CABARET COMBATING CANCERIn addition to the No More Deaths benefit show, the aforementioned Howe Gelb will be staging another one of his beloved cabaret shows this week, with proceeds earmarked for the Arizona Cancer Center's High Risk Breast Clinic. For those who have never attended one, these shows feature Gelb switching off between guitar and piano, performing a mix of his own tunes, standards and whatever the hell he feels like playing at any given moment, in a relaxed, seated setting with mood lighting, and cocktails and hors d'oeuvres available. (No smoking is allowed.)
Gelb begins playing at 7 p.m. on Friday, Nov. 25 at Club Congress, 311 E. Congress St. Admission is $7.
Following Howe's performance, things get a bit more raucous at Congress' late show. Performing country classics that you know, love and can't help but dance along with is the Fraidy Cats, an all-star band that includes Al Perry, Jefferson Keenan, Tommy Larkins and Jim Parker. Toss in a set of stompin' Delta blues courtesy of Tom Walbank, and my friends, you've got what we like to call a "winning combination."
This one kicks off at 9 p.m., also on Friday, Nov. 25, and cover is a fiver. That number again is 622-8848.
ON THE BANDWAGONWe seem to have run out of room, but we'd be remiss if we didn't at least mention a couple other fine shows headed our way this week.
Critics' darlings The Earlies, along with Castanets and Phosphorescent, are at Plush, 340 E. Sixth St., on Monday, Nov. 28. The show starts at 9:30 p.m., and cover is $7. Call 798-1298 for more info.
Chamber-goth cello-and-vocals trio Rasputina return to Club Congress, 311 E. Congress St., along with openers Aberdeen City, at 8 p.m. on Sunday, Nov. 27. The all-ages show is $10 in advance, $12 at the door. Call 622-8848 for more details.
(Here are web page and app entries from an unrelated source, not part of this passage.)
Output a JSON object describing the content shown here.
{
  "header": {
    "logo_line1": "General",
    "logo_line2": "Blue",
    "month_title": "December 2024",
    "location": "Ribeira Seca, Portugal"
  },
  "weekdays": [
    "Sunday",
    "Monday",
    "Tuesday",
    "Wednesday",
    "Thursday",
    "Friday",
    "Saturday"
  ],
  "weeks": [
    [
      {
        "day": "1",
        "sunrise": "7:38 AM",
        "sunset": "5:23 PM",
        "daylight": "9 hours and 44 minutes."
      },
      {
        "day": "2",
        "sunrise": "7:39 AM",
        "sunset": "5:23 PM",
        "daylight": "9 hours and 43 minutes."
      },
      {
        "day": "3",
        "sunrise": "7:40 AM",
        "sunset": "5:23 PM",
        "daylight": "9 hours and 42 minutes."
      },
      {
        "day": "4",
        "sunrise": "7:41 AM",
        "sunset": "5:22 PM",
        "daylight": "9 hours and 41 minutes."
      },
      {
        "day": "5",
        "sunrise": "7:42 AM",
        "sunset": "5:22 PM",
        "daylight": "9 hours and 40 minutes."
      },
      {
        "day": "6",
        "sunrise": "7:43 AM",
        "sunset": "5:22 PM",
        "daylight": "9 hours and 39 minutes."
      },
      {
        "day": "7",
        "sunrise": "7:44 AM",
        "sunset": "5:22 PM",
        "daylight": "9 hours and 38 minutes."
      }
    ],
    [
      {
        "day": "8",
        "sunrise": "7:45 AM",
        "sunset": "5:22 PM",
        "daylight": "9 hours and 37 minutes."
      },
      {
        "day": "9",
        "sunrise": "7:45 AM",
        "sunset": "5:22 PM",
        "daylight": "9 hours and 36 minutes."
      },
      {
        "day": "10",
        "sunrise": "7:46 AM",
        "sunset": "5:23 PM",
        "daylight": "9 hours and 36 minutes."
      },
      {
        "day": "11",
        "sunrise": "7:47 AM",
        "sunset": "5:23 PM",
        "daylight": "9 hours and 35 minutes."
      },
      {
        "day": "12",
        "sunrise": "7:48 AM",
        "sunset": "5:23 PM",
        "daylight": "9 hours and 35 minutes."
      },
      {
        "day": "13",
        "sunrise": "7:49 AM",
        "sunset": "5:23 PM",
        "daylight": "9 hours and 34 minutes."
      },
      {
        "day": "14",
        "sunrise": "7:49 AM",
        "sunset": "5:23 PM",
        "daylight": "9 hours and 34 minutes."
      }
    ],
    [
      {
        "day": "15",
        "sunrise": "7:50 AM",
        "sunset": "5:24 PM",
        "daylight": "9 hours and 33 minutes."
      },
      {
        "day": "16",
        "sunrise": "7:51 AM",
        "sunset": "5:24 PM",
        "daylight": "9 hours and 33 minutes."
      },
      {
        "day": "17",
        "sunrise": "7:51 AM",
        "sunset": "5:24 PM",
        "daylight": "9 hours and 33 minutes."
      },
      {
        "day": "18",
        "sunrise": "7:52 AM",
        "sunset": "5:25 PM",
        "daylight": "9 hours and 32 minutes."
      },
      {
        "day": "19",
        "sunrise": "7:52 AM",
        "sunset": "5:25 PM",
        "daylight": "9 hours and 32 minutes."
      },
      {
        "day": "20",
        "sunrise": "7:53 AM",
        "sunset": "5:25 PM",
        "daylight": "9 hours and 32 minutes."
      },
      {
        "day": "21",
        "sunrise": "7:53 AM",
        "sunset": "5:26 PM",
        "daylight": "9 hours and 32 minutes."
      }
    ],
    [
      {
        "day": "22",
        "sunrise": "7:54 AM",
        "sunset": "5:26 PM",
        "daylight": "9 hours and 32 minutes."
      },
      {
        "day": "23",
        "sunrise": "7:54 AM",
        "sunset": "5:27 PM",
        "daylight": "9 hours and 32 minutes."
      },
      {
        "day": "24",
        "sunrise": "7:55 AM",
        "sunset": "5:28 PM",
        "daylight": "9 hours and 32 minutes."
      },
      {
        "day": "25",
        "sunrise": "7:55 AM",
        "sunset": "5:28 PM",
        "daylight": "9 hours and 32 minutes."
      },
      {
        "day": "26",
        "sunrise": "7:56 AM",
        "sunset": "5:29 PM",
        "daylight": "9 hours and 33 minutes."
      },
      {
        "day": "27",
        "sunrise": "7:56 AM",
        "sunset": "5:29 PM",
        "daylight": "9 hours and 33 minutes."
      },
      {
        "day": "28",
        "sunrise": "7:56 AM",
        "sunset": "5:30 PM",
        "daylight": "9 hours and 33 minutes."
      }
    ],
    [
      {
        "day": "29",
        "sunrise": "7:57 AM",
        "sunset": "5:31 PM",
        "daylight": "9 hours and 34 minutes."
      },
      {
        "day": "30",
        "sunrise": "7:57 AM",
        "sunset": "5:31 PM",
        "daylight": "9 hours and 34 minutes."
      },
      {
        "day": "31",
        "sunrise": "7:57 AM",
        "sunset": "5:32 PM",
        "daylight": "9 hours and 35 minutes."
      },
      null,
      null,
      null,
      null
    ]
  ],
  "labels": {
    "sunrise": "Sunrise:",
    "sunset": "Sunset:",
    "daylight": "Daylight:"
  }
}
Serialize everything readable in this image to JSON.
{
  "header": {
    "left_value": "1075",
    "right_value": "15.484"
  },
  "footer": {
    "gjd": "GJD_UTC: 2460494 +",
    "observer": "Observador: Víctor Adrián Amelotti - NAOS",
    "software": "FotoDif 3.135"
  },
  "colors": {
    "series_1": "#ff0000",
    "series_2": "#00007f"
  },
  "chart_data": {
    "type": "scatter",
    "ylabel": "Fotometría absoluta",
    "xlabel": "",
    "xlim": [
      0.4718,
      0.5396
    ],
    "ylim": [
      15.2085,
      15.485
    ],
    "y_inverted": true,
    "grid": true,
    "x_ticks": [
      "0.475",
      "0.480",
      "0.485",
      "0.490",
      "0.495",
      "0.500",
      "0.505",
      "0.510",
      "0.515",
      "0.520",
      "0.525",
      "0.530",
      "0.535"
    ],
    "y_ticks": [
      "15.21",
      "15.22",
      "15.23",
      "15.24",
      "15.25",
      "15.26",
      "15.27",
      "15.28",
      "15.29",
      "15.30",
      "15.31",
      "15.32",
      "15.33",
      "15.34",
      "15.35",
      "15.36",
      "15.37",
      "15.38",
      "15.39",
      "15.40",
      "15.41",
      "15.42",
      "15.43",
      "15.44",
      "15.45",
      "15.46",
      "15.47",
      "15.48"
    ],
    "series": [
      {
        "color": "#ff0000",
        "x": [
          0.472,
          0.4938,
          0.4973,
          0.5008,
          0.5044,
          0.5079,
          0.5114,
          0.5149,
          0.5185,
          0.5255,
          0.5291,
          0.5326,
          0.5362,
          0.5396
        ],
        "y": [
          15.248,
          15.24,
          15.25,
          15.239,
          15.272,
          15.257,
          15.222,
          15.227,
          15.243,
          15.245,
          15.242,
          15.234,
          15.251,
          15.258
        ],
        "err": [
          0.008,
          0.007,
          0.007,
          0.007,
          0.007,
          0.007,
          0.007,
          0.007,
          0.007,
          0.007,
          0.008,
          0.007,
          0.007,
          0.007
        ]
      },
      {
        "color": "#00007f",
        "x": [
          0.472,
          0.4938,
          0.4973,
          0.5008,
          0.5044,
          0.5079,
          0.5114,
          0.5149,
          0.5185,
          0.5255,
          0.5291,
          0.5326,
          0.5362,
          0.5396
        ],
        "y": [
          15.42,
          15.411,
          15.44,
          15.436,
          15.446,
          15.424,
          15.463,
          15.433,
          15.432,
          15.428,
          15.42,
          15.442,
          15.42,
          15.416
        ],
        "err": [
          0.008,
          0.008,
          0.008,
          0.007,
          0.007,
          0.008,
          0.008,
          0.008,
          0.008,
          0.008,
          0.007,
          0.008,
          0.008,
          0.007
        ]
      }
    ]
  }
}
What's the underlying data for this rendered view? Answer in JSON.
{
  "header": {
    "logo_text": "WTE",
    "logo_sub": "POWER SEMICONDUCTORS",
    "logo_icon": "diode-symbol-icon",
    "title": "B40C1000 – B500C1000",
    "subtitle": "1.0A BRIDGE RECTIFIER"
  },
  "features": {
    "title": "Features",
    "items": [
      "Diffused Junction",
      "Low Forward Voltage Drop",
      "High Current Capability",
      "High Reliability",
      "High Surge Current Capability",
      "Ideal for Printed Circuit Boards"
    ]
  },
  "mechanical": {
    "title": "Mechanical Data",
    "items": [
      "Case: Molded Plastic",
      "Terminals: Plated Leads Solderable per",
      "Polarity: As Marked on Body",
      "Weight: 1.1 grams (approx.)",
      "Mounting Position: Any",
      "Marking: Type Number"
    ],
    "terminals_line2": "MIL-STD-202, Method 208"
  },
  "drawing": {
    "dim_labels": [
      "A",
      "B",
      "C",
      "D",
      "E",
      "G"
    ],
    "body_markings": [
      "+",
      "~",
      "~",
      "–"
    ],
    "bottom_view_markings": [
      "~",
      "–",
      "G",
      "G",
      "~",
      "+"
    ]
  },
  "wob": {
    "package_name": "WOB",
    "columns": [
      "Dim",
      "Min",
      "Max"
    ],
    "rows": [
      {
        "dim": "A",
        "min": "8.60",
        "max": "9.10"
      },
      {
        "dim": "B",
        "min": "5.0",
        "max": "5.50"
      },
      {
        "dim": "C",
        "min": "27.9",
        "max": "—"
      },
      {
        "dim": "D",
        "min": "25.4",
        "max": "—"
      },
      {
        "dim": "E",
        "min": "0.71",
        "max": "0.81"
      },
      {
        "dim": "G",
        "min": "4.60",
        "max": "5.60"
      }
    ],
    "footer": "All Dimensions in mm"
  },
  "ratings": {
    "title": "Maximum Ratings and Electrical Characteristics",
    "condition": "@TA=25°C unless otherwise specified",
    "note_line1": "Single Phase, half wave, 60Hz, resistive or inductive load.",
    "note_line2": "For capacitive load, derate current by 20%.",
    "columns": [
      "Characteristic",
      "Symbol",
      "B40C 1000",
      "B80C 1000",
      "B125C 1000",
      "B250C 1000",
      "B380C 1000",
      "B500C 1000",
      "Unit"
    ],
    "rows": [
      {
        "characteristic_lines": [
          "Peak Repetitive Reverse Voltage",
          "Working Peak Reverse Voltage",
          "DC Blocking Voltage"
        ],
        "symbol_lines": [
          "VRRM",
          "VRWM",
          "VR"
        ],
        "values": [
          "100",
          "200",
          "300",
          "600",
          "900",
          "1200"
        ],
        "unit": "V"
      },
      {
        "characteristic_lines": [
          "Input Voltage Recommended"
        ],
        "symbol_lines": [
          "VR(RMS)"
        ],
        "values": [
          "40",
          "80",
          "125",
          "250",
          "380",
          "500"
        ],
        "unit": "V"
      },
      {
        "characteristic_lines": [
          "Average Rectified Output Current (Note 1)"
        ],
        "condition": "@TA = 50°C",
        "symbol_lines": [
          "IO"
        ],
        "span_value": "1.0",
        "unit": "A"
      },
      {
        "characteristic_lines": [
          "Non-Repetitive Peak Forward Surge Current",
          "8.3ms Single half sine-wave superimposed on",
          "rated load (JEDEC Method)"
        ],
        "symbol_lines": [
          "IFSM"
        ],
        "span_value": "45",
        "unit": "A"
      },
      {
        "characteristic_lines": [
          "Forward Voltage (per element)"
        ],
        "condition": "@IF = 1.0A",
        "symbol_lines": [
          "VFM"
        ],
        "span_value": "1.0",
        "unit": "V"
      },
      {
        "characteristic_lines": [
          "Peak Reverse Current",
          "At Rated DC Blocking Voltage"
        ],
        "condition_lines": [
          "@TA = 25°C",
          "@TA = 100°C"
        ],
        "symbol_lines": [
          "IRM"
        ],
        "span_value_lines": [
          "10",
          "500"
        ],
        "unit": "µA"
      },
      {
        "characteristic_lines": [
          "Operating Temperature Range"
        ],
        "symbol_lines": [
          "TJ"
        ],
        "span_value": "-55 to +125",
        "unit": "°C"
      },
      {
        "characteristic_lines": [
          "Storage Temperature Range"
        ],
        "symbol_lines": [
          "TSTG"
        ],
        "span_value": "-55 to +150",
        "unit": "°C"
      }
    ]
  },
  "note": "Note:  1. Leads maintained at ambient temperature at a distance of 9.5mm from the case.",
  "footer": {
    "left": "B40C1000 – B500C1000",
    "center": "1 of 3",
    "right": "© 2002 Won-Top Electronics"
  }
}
As always, check out our club listings for other worthwhile shows.